[Dataset content — start]

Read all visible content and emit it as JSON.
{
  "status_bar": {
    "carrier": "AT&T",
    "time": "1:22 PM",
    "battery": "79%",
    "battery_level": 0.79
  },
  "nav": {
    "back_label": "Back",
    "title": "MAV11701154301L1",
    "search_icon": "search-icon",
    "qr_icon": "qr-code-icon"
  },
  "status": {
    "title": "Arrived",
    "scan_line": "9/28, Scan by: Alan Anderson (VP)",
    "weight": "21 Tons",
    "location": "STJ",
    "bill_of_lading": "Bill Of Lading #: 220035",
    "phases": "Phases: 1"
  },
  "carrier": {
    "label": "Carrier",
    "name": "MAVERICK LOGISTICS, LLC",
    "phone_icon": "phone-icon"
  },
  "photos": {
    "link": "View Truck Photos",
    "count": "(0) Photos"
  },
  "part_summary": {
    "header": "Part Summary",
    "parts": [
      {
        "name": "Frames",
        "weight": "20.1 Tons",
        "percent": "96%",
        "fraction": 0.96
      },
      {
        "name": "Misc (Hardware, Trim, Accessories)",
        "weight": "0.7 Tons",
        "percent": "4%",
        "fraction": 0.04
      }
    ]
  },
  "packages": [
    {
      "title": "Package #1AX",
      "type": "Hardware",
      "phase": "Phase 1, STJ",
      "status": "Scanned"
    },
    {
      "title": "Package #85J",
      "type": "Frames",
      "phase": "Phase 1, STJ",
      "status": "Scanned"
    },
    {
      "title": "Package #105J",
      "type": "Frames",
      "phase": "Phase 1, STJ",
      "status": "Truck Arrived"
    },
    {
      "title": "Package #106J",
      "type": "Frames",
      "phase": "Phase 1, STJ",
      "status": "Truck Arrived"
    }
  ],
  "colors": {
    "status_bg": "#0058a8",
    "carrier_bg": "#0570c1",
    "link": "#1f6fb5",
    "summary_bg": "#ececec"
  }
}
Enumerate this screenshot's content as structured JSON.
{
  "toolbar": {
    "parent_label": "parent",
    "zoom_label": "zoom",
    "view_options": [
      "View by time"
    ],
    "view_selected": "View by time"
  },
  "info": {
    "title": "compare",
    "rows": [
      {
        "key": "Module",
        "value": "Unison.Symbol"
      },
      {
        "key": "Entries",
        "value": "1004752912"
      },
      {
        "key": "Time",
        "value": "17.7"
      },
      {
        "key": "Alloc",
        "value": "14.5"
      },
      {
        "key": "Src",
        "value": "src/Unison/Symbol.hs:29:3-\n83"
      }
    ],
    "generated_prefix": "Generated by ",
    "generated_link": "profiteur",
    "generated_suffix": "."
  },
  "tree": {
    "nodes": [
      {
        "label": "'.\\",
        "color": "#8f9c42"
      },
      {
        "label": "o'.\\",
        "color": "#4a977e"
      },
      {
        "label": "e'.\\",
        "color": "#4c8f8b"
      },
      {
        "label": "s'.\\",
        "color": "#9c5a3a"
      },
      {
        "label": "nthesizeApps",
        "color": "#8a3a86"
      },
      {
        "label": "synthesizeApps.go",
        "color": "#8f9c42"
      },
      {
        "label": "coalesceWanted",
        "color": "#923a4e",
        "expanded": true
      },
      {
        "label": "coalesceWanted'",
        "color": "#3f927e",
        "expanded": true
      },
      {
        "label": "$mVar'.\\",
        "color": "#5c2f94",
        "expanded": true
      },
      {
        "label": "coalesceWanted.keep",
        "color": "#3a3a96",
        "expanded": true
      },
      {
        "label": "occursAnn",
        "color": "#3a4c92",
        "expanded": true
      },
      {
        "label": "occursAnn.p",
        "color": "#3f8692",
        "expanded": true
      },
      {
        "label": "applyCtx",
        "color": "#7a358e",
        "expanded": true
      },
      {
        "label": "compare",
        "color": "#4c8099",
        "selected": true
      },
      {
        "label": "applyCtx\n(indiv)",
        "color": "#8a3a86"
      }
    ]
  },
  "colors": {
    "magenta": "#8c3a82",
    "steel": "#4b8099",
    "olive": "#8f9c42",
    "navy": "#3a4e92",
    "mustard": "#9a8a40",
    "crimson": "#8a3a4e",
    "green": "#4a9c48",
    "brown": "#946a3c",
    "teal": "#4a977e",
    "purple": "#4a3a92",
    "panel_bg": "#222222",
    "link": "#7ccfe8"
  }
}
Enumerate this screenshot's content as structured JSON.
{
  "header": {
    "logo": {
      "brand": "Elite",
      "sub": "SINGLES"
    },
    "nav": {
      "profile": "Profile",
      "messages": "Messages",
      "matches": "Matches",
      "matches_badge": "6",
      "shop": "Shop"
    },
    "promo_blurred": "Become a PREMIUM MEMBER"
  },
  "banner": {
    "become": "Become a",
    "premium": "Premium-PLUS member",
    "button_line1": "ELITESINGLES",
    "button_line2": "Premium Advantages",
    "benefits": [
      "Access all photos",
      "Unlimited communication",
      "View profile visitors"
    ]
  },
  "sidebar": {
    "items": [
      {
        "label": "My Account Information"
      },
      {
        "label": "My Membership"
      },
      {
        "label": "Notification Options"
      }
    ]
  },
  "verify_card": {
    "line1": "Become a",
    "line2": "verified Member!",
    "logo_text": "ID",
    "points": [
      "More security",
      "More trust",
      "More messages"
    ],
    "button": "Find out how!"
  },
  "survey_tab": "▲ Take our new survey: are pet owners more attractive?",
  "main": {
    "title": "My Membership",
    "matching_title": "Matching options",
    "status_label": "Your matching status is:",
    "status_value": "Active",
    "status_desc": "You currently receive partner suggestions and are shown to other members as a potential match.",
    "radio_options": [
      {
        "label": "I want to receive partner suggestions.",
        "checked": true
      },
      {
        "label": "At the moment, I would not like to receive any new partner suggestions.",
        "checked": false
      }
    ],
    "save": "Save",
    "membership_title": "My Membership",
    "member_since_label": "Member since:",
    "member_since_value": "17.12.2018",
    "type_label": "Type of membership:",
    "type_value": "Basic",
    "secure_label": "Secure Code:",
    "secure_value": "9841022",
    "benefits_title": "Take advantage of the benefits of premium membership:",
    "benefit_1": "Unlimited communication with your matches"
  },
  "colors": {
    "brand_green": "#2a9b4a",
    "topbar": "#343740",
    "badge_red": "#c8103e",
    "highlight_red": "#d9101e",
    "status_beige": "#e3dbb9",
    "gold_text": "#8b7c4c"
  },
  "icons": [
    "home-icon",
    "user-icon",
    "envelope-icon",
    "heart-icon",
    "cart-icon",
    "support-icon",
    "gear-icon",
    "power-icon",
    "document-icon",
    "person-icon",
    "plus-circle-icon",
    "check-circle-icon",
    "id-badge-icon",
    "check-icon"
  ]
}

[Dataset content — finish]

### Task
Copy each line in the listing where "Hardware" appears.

### Result for this task
        "name": "Misc (Hardware, Trim, Accessories)",
      "type": "Hardware",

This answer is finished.